Collectively, medical professionals have a wealth of knowledge and expertise. That wellspring goes untapped when providers rush from one appointment to the next without allowing themselves time to listen and communicate effectively with patients, when patients feel unsafe, when care teams store medical information improperly, or when health organizations fail to employ interpreters for cross-cultural communications.
Skillful communication is essential to health care. Clear, honest communication between patient and provider paves the way for accurate diagnoses and treatment decisions. Similarly, clear, confidential communication between members of a care team (which often includes patients and multiple providers) results in swiftly and ethically delivered care without breaching confidentiality.
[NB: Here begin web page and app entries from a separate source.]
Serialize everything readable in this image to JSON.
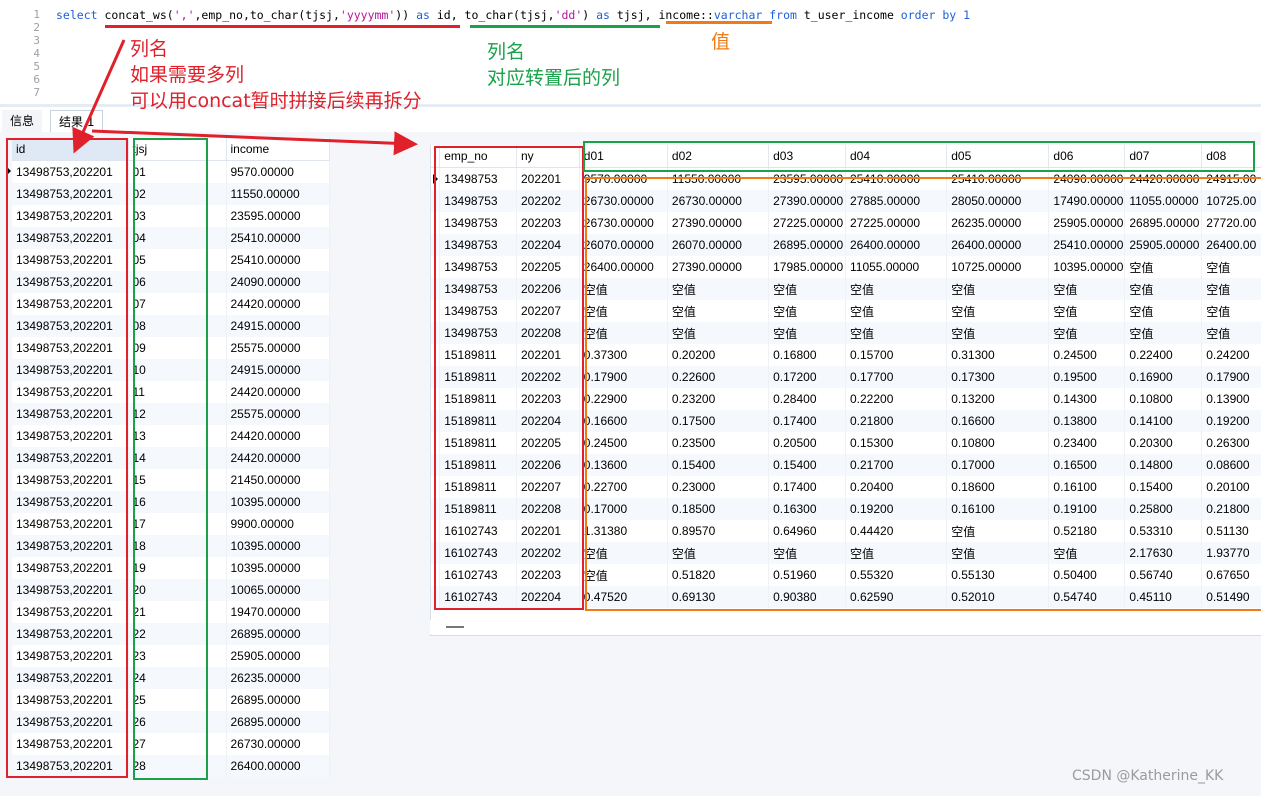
{
  "editor": {
    "line_numbers": [
      "1",
      "2",
      "3",
      "4",
      "5",
      "6",
      "7"
    ],
    "sql": [
      {
        "t": "select ",
        "c": "kw"
      },
      {
        "t": "concat_ws(",
        "c": ""
      },
      {
        "t": "','",
        "c": "str"
      },
      {
        "t": ",emp_no,to_char(tjsj,",
        "c": ""
      },
      {
        "t": "'yyyymm'",
        "c": "str"
      },
      {
        "t": ")) ",
        "c": ""
      },
      {
        "t": "as ",
        "c": "kw"
      },
      {
        "t": "id, to_char(tjsj,",
        "c": ""
      },
      {
        "t": "'dd'",
        "c": "str"
      },
      {
        "t": ") ",
        "c": ""
      },
      {
        "t": "as ",
        "c": "kw"
      },
      {
        "t": "tjsj, income::",
        "c": ""
      },
      {
        "t": "varchar ",
        "c": "kw"
      },
      {
        "t": "from ",
        "c": "kw"
      },
      {
        "t": "t_user_income ",
        "c": ""
      },
      {
        "t": "order by ",
        "c": "kw"
      },
      {
        "t": "1",
        "c": "num"
      }
    ]
  },
  "tabs": [
    "信息",
    "结果 1"
  ],
  "left_table": {
    "columns": [
      "id",
      "tjsj",
      "income"
    ],
    "rows": [
      [
        "13498753,202201",
        "01",
        "9570.00000"
      ],
      [
        "13498753,202201",
        "02",
        "11550.00000"
      ],
      [
        "13498753,202201",
        "03",
        "23595.00000"
      ],
      [
        "13498753,202201",
        "04",
        "25410.00000"
      ],
      [
        "13498753,202201",
        "05",
        "25410.00000"
      ],
      [
        "13498753,202201",
        "06",
        "24090.00000"
      ],
      [
        "13498753,202201",
        "07",
        "24420.00000"
      ],
      [
        "13498753,202201",
        "08",
        "24915.00000"
      ],
      [
        "13498753,202201",
        "09",
        "25575.00000"
      ],
      [
        "13498753,202201",
        "10",
        "24915.00000"
      ],
      [
        "13498753,202201",
        "11",
        "24420.00000"
      ],
      [
        "13498753,202201",
        "12",
        "25575.00000"
      ],
      [
        "13498753,202201",
        "13",
        "24420.00000"
      ],
      [
        "13498753,202201",
        "14",
        "24420.00000"
      ],
      [
        "13498753,202201",
        "15",
        "21450.00000"
      ],
      [
        "13498753,202201",
        "16",
        "10395.00000"
      ],
      [
        "13498753,202201",
        "17",
        "9900.00000"
      ],
      [
        "13498753,202201",
        "18",
        "10395.00000"
      ],
      [
        "13498753,202201",
        "19",
        "10395.00000"
      ],
      [
        "13498753,202201",
        "20",
        "10065.00000"
      ],
      [
        "13498753,202201",
        "21",
        "19470.00000"
      ],
      [
        "13498753,202201",
        "22",
        "26895.00000"
      ],
      [
        "13498753,202201",
        "23",
        "25905.00000"
      ],
      [
        "13498753,202201",
        "24",
        "26235.00000"
      ],
      [
        "13498753,202201",
        "25",
        "26895.00000"
      ],
      [
        "13498753,202201",
        "26",
        "26895.00000"
      ],
      [
        "13498753,202201",
        "27",
        "26730.00000"
      ],
      [
        "13498753,202201",
        "28",
        "26400.00000"
      ]
    ]
  },
  "right_table": {
    "columns": [
      "emp_no",
      "ny",
      "d01",
      "d02",
      "d03",
      "d04",
      "d05",
      "d06",
      "d07",
      "d08"
    ],
    "rows": [
      [
        "13498753",
        "202201",
        "9570.00000",
        "11550.00000",
        "23595.00000",
        "25410.00000",
        "25410.00000",
        "24090.00000",
        "24420.00000",
        "24915.00"
      ],
      [
        "13498753",
        "202202",
        "26730.00000",
        "26730.00000",
        "27390.00000",
        "27885.00000",
        "28050.00000",
        "17490.00000",
        "11055.00000",
        "10725.00"
      ],
      [
        "13498753",
        "202203",
        "26730.00000",
        "27390.00000",
        "27225.00000",
        "27225.00000",
        "26235.00000",
        "25905.00000",
        "26895.00000",
        "27720.00"
      ],
      [
        "13498753",
        "202204",
        "26070.00000",
        "26070.00000",
        "26895.00000",
        "26400.00000",
        "26400.00000",
        "25410.00000",
        "25905.00000",
        "26400.00"
      ],
      [
        "13498753",
        "202205",
        "26400.00000",
        "27390.00000",
        "17985.00000",
        "11055.00000",
        "10725.00000",
        "10395.00000",
        "空值",
        "空值"
      ],
      [
        "13498753",
        "202206",
        "空值",
        "空值",
        "空值",
        "空值",
        "空值",
        "空值",
        "空值",
        "空值"
      ],
      [
        "13498753",
        "202207",
        "空值",
        "空值",
        "空值",
        "空值",
        "空值",
        "空值",
        "空值",
        "空值"
      ],
      [
        "13498753",
        "202208",
        "空值",
        "空值",
        "空值",
        "空值",
        "空值",
        "空值",
        "空值",
        "空值"
      ],
      [
        "15189811",
        "202201",
        "0.37300",
        "0.20200",
        "0.16800",
        "0.15700",
        "0.31300",
        "0.24500",
        "0.22400",
        "0.24200"
      ],
      [
        "15189811",
        "202202",
        "0.17900",
        "0.22600",
        "0.17200",
        "0.17700",
        "0.17300",
        "0.19500",
        "0.16900",
        "0.17900"
      ],
      [
        "15189811",
        "202203",
        "0.22900",
        "0.23200",
        "0.28400",
        "0.22200",
        "0.13200",
        "0.14300",
        "0.10800",
        "0.13900"
      ],
      [
        "15189811",
        "202204",
        "0.16600",
        "0.17500",
        "0.17400",
        "0.21800",
        "0.16600",
        "0.13800",
        "0.14100",
        "0.19200"
      ],
      [
        "15189811",
        "202205",
        "0.24500",
        "0.23500",
        "0.20500",
        "0.15300",
        "0.10800",
        "0.23400",
        "0.20300",
        "0.26300"
      ],
      [
        "15189811",
        "202206",
        "0.13600",
        "0.15400",
        "0.15400",
        "0.21700",
        "0.17000",
        "0.16500",
        "0.14800",
        "0.08600"
      ],
      [
        "15189811",
        "202207",
        "0.22700",
        "0.23000",
        "0.17400",
        "0.20400",
        "0.18600",
        "0.16100",
        "0.15400",
        "0.20100"
      ],
      [
        "15189811",
        "202208",
        "0.17000",
        "0.18500",
        "0.16300",
        "0.19200",
        "0.16100",
        "0.19100",
        "0.25800",
        "0.21800"
      ],
      [
        "16102743",
        "202201",
        "1.31380",
        "0.89570",
        "0.64960",
        "0.44420",
        "空值",
        "0.52180",
        "0.53310",
        "0.51130"
      ],
      [
        "16102743",
        "202202",
        "空值",
        "空值",
        "空值",
        "空值",
        "空值",
        "空值",
        "2.17630",
        "1.93770"
      ],
      [
        "16102743",
        "202203",
        "空值",
        "0.51820",
        "0.51960",
        "0.55320",
        "0.55130",
        "0.50400",
        "0.56740",
        "0.67650"
      ],
      [
        "16102743",
        "202204",
        "0.47520",
        "0.69130",
        "0.90380",
        "0.62590",
        "0.52010",
        "0.54740",
        "0.45110",
        "0.51490"
      ]
    ]
  },
  "annotations": {
    "red_label": [
      "列名",
      "如果需要多列",
      "可以用concat暂时拼接后续再拆分"
    ],
    "green_label": [
      "列名",
      "对应转置后的列"
    ],
    "orange_label": "值",
    "colors": {
      "red": "#e0202a",
      "green": "#1aa24a",
      "orange": "#f07b16"
    }
  },
  "watermark": "CSDN @Katherine_KK"
}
Providers can help patients feel heard, ease their fears, and encourage them to disclose relevant information by having to first identify how this is currently being accomplished. Health care aims to maintain and improve patients’ conditions with respect to disease, injury, functional status, and sense of well-being. The accomplishment of these aims is predicated upon a strong patient-clinician partnership, in which the insights of both parties are drawn upon to guide the delivery of the best care, tailored to individual circumstances. An important component of this partnership is effective patient-clinician communication!
Healthcare providers should understand that effective communication in healthcare organizations starts with recognizing the importance of listening to one another.